Today, Good Friday, is a special day for those the world over who will meditate on the mystery of The Way of the Cross.Tweet
Given that this is Holy Thursday, it’s time for something meditative, and they don’t get much better than this very old Irish joke, which begins: “Tríar manach do·rat díultad dont saegul.” Not familiar with ancient Gaelic? This will help: Tríar = three persons, a trio; manach = of monks (genitive plural of ‘manach‘); do rat = gave (3rd singular perfect active of ‘do beir‘); díultad = denial, repudiation; don = to the (preposition ‘do’ + article ‘in’), saegul = ‘world’.

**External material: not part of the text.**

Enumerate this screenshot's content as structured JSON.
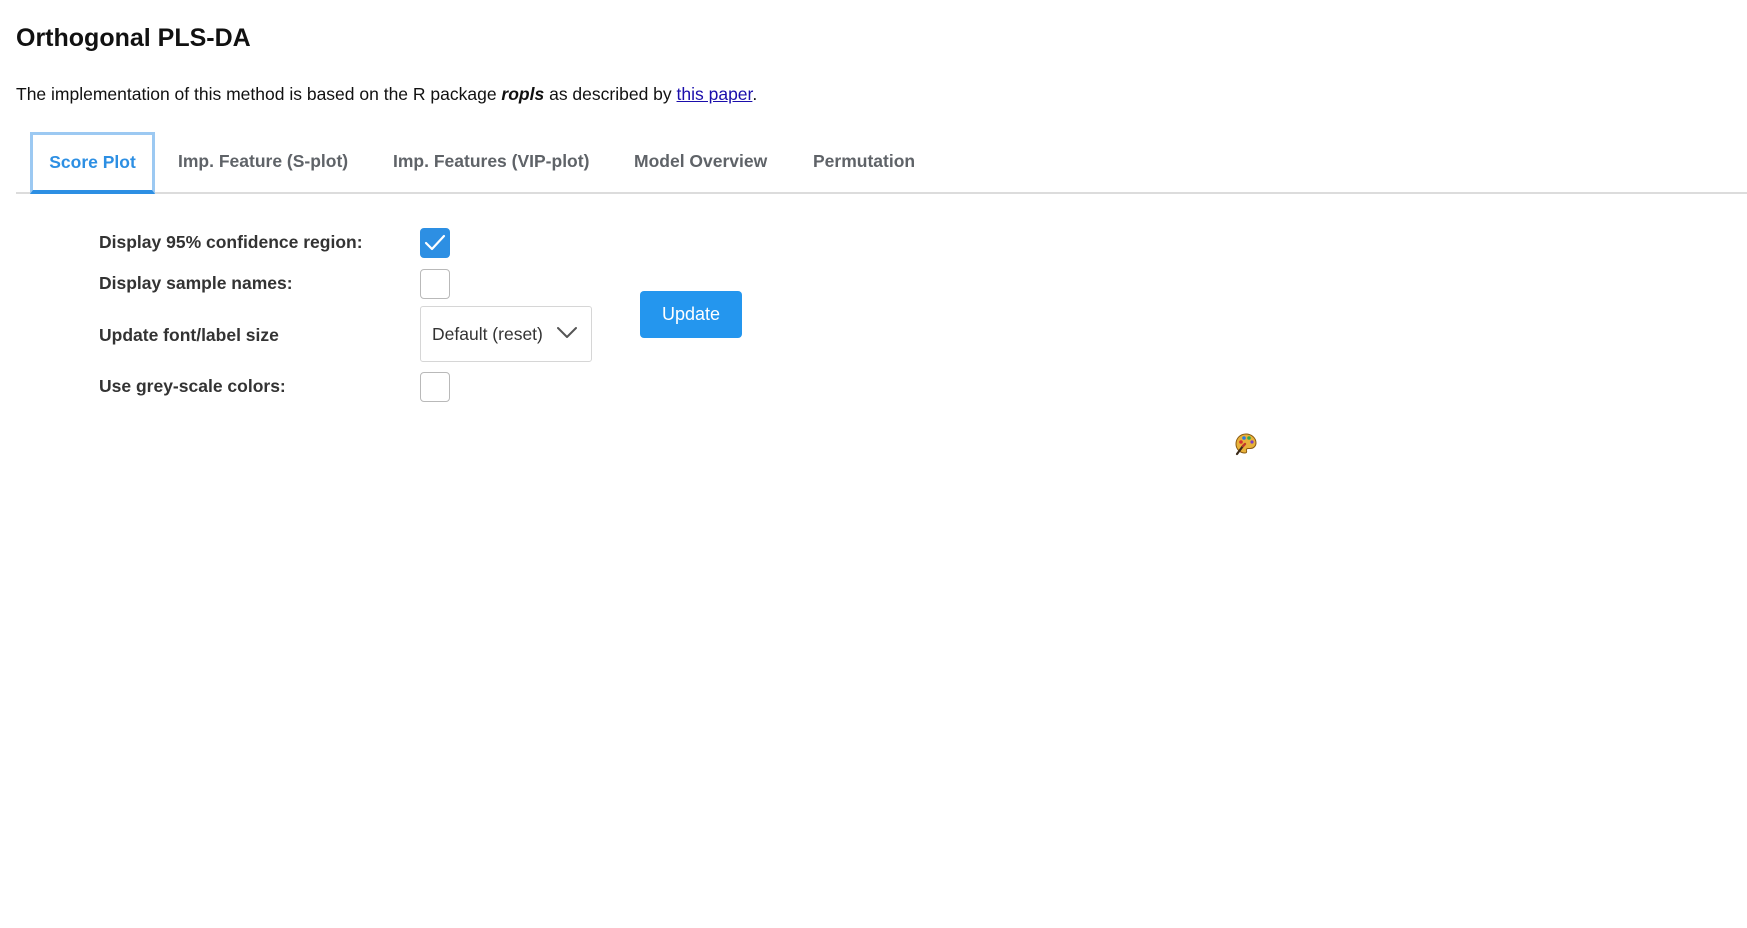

Don’t know if word-for-word translation would work on the stand-up circuit, though. An impatient audience might start thumbing the phones. The problem is that the language being used is probably more than 1,000 years old. Here’s a modernized, translated version:
Three monks decided to abandon the material world and its distractions for the ascetic, contemplative life in the wilderness. After exactly a year’s silence the first monk said:
“Tis a good life we lead.”
At the end of the next year, the second monk replied: “It is so.”
Another year being completed, the third monk exclaimed: “If I can’t have peace and quiet here, I’m going back to the world!”
Those anxious to read the original can find it in the British Library, where it’s known as Egerton 190. The manuscript was copied in 1709 by one Richard Tipper of Mitchelstown, County Cork. Dennis King, who writes the NÓTAÍ IMILL blag Gaeilge/Sean-Ghaeilge, has gone to considerable lengths to translate, illustrate and record this medieval Irish joke and his web page devoted to the Tríar manach is charming and instructive. It might not be the stuff of stand-up, but it is durable.Tweet